The facts - according to the Massachusetts Taxpayers Foundation - are quite different. Its report this spring put the cost to the state taxpayer at about $88 million a year, less than four-tenths of 1 percent of the state budget of $27 billion. Yes, the state recently had to cut benefits for legal immigrants, and safety-net hospital Boston Medical Center has sued for higher state aid. But that is because the recession has cut state revenues, not because universal healthcare is a boondoggle. The main reason costs to the state have been well within expectations? More than half of all the previously uninsured got coverage by buying into their employers’ plans, not by opting for one of the state-subsidized plans.

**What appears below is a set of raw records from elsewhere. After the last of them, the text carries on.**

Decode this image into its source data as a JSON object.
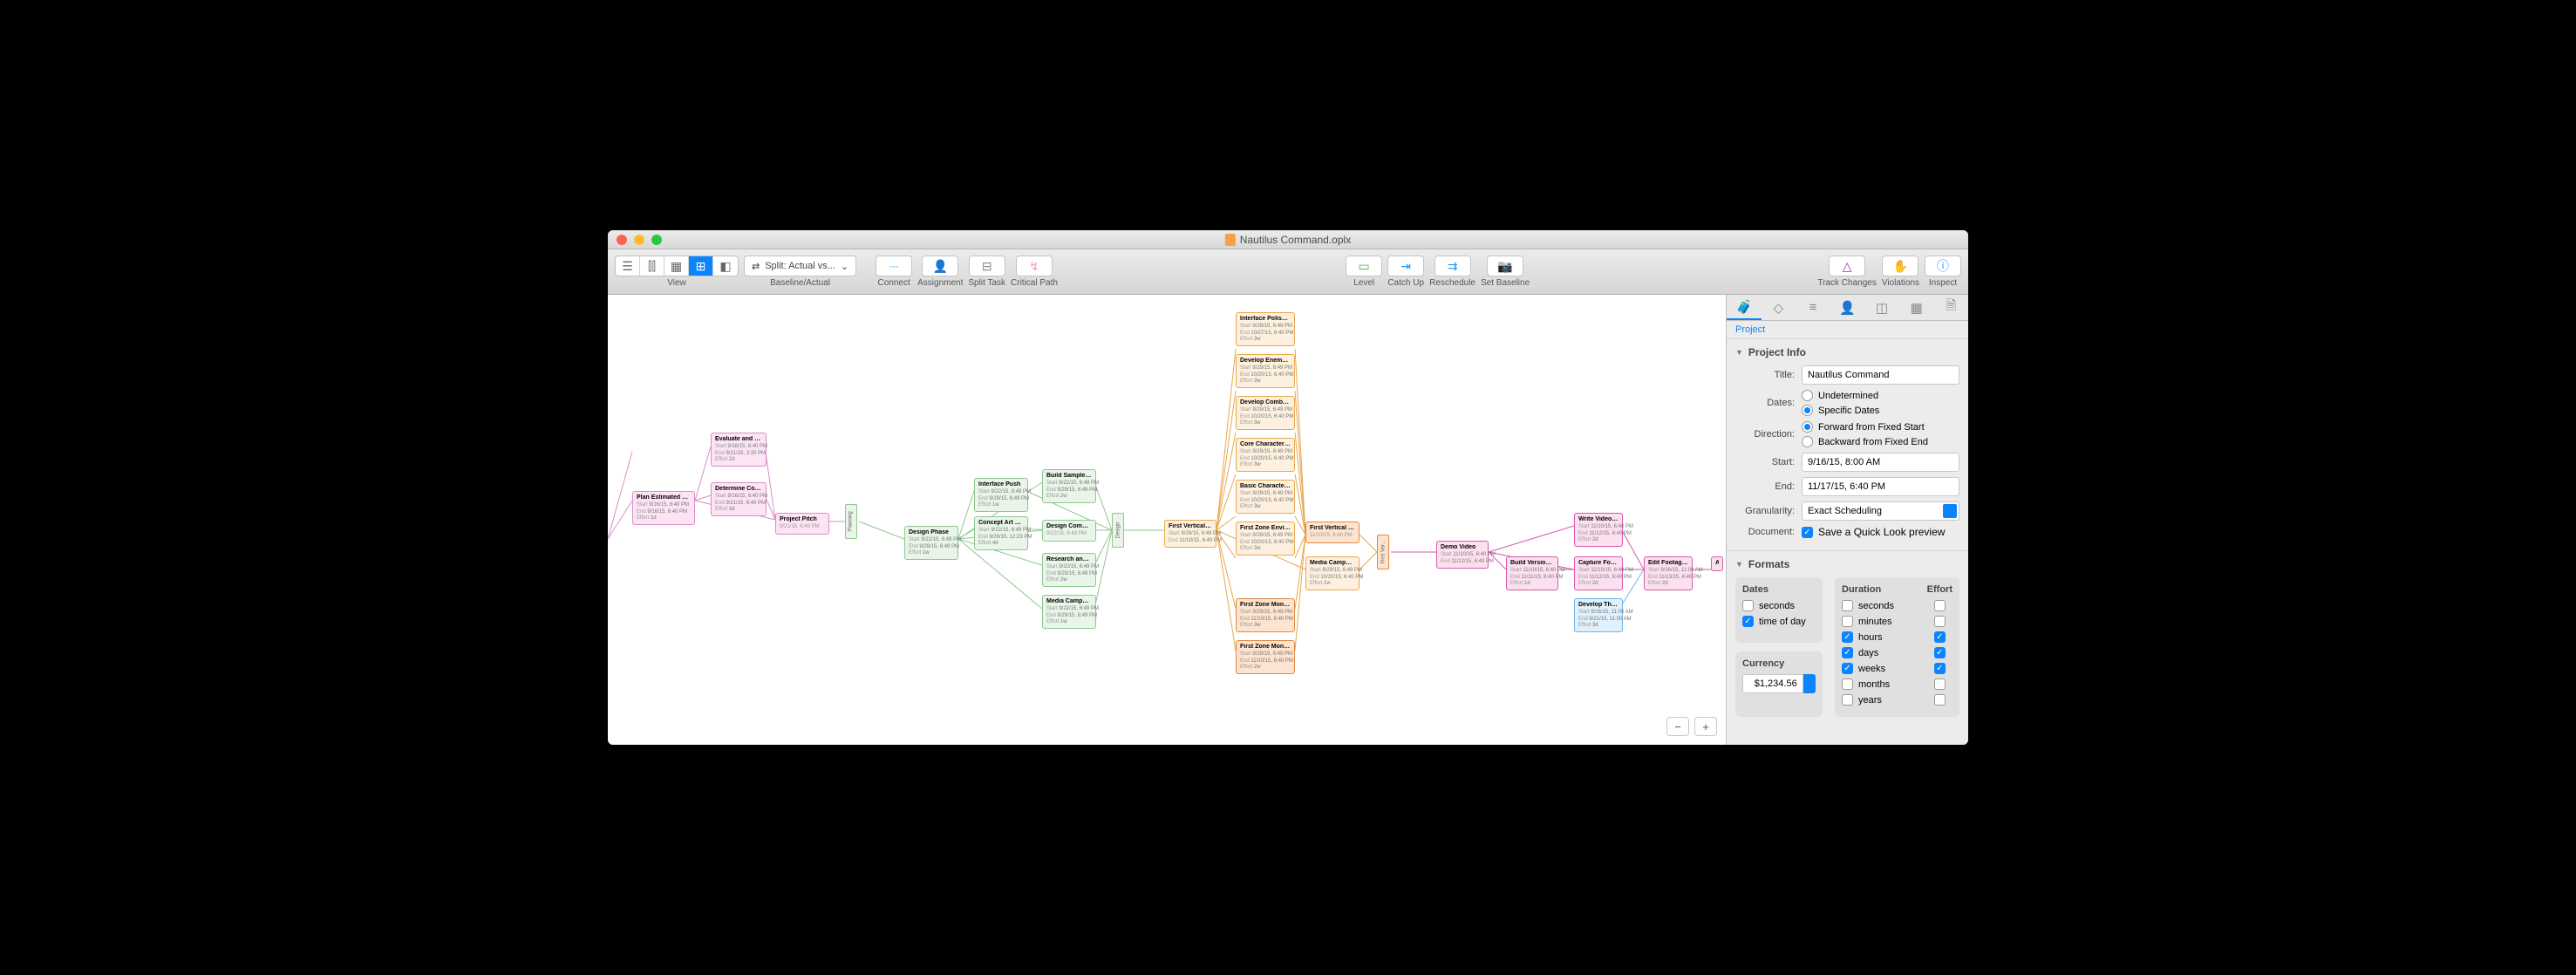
{
  "window": {
    "title": "Nautilus Command.oplx"
  },
  "toolbar": {
    "view_label": "View",
    "baseline_dropdown": "Split: Actual vs...",
    "baseline_label": "Baseline/Actual",
    "connect": "Connect",
    "assignment": "Assignment",
    "split_task": "Split Task",
    "critical_path": "Critical Path",
    "level": "Level",
    "catch_up": "Catch Up",
    "reschedule": "Reschedule",
    "set_baseline": "Set Baseline",
    "track_changes": "Track Changes",
    "violations": "Violations",
    "inspect": "Inspect"
  },
  "nodes": {
    "plan": {
      "t": "Plan Estimated Project...",
      "s": "9/16/15, 6:40 PM",
      "e": "9/16/15, 6:40 PM",
      "f": "1d"
    },
    "eval": {
      "t": "Evaluate and Select M...",
      "s": "9/18/15, 6:40 PM",
      "e": "9/21/15, 3:20 PM",
      "f": "2d"
    },
    "det": {
      "t": "Determine Contractor...",
      "s": "9/16/15, 6:40 PM",
      "e": "9/21/15, 6:40 PM",
      "f": "3d"
    },
    "pitch": {
      "t": "Project Pitch",
      "s": "9/21/15, 6:40 PM"
    },
    "design": {
      "t": "Design Phase",
      "s": "9/22/15, 6:49 PM",
      "e": "9/29/15, 6:49 PM",
      "f": "1w"
    },
    "iface": {
      "t": "Interface Push",
      "s": "9/22/15, 6:49 PM",
      "e": "9/29/15, 6:49 PM",
      "f": "1w"
    },
    "concept": {
      "t": "Concept Art Push",
      "s": "9/22/15, 6:49 PM",
      "e": "9/29/15, 12:23 PM",
      "f": "4d"
    },
    "sample": {
      "t": "Build Sample In-Engine...",
      "s": "9/22/15, 6:49 PM",
      "e": "9/29/15, 6:49 PM",
      "f": "2w"
    },
    "dcomp": {
      "t": "Design Complete",
      "s": "9/22/15, 6:49 PM"
    },
    "research": {
      "t": "Research and Evaluat...",
      "s": "9/22/15, 6:49 PM",
      "e": "9/29/15, 6:49 PM",
      "f": "2w"
    },
    "media": {
      "t": "Media Campaign Phas...",
      "s": "9/22/15, 6:49 PM",
      "e": "9/29/15, 6:49 PM",
      "f": "1w"
    },
    "fvs": {
      "t": "First Vertical Slice",
      "s": "9/29/15, 6:49 PM",
      "e": "11/10/15, 6:40 PM"
    },
    "polish": {
      "t": "Interface Polish Pass",
      "s": "9/29/15, 6:49 PM",
      "e": "10/27/15, 6:40 PM",
      "f": "3w"
    },
    "enemy": {
      "t": "Develop Enemy Pathin...",
      "s": "9/29/15, 6:49 PM",
      "e": "10/20/15, 6:40 PM",
      "f": "3w"
    },
    "combat": {
      "t": "Develop Combat Engin...",
      "s": "9/29/15, 6:49 PM",
      "e": "10/20/15, 6:40 PM",
      "f": "3w"
    },
    "core": {
      "t": "Core Character Art",
      "s": "9/29/15, 6:49 PM",
      "e": "10/20/15, 6:40 PM",
      "f": "3w"
    },
    "anim": {
      "t": "Basic Character Anima...",
      "s": "9/29/15, 6:49 PM",
      "e": "10/20/15, 6:40 PM",
      "f": "3w"
    },
    "zone": {
      "t": "First Zone Environment...",
      "s": "9/29/15, 6:49 PM",
      "e": "10/20/15, 6:40 PM",
      "f": "3w"
    },
    "monster": {
      "t": "First Zone Monster Art",
      "s": "9/29/15, 6:49 PM",
      "e": "11/10/15, 6:40 PM",
      "f": "3w"
    },
    "monster2": {
      "t": "First Zone Monster Ani...",
      "s": "9/29/15, 6:49 PM",
      "e": "11/10/15, 6:40 PM",
      "f": "2w"
    },
    "fvsc": {
      "t": "First Vertical Slice Com...",
      "s": "11/10/15, 6:40 PM"
    },
    "media2": {
      "t": "Media Campaign Phas...",
      "s": "9/29/15, 6:49 PM",
      "e": "10/20/15, 6:40 PM",
      "f": "1w"
    },
    "demo": {
      "t": "Demo Video",
      "s": "11/10/15, 6:40 PM",
      "e": "11/12/15, 6:40 PM"
    },
    "build": {
      "t": "Build Version for Video...",
      "s": "11/10/15, 6:40 PM",
      "e": "11/11/15, 6:40 PM",
      "f": "1d"
    },
    "script": {
      "t": "Write Video Script",
      "s": "11/10/15, 6:40 PM",
      "e": "11/12/15, 6:40 PM",
      "f": "2d"
    },
    "capture": {
      "t": "Capture Footage from...",
      "s": "11/10/15, 6:40 PM",
      "e": "11/12/15, 6:40 PM",
      "f": "2d"
    },
    "edit": {
      "t": "Edit Footage to Theme...",
      "s": "9/16/15, 11:00 AM",
      "e": "11/13/15, 6:40 PM",
      "f": "2d"
    },
    "theme": {
      "t": "Develop Theme Music...",
      "s": "9/16/15, 11:00 AM",
      "e": "9/21/15, 11:00 AM",
      "f": "3d"
    },
    "ad": {
      "t": "Ad..."
    }
  },
  "milestones": {
    "planning": "Planning",
    "design": "Design",
    "firstver": "First Ver..."
  },
  "inspector": {
    "title_label": "Project",
    "sections": {
      "project_info": "Project Info",
      "formats": "Formats"
    },
    "fields": {
      "title_l": "Title:",
      "title_v": "Nautilus Command",
      "dates_l": "Dates:",
      "dates_undet": "Undetermined",
      "dates_spec": "Specific Dates",
      "dir_l": "Direction:",
      "dir_fwd": "Forward from Fixed Start",
      "dir_back": "Backward from Fixed End",
      "start_l": "Start:",
      "start_v": "9/16/15, 8:00 AM",
      "end_l": "End:",
      "end_v": "11/17/15, 6:40 PM",
      "gran_l": "Granularity:",
      "gran_v": "Exact Scheduling",
      "doc_l": "Document:",
      "doc_v": "Save a Quick Look preview"
    },
    "formats": {
      "dates_h": "Dates",
      "seconds": "seconds",
      "tod": "time of day",
      "currency_h": "Currency",
      "currency_v": "$1,234.56",
      "duration_h": "Duration",
      "effort_h": "Effort",
      "u_seconds": "seconds",
      "u_minutes": "minutes",
      "u_hours": "hours",
      "u_days": "days",
      "u_weeks": "weeks",
      "u_months": "months",
      "u_years": "years"
    }
  }
}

This should be exciting news for those fiscal conservatives, including both Republicans and “blue dog’’ Democrats, who claim to support the goal of universal coverage while despairing over its budget impact. But that’s not what you hear from the Massachusetts bashers. Trying to scare off the nation from helping the uninsured get coverage, Fox News host Bill O’Reilly said recently, “You don’t have to look any further than the universal healthcare mess in Massachusetts to see disaster ahead.’’ New York Times columnist Ross Douthat on Monday accused President Obama of “pushing a health plan that looks a lot like the system currently hemorrhaging money in Massachusetts.’’
The Republican governor of Minnesota, Tim Pawlenty, has also gotten his licks in. Costs in Massachusetts, he wrote in the
Whether out of ignorance or convenience, all three bashers have it wrong. Unlike the Big Dig, health reform came in on time and under budget. It will be proportionately more expensive nationally to provide coverage for the uninsured than it has been here simply because the state began the task with a much lower rate of uninsured, 7 percent, compared with the US rate of 17 percent. But a national plan that relies, as Massachusetts’ does, on both government-subsidized insurance and a mandate on employers to offer insurance or pay a penalty (in Massachusetts’ case, a very small penalty) should be able to cover nearly everyone without busting the budget.
In Massachusetts, cost estimates for the reform plan before its passage in 2006 were so low that Romney and the reform law’s Democratic supporters in the Legislature were able to get away without creating a new tax to fund it. After the costly Wall Street bailout and the $787 billion stimulus package, that option is not open to President Obama and Congress. But Congress should not allow itself to be buffaloed by false claims about Massachusetts into fearing a tsunami of red ink.
There is one other statistic about the Massachusetts plan that politicians, in particular, should appreciate. According to Robert Blendon of the Harvard School of Public Health and the Kennedy School of Government, the law’s approval rating in June 2008 was 69 percent. That is a figure officeholders can only dream about.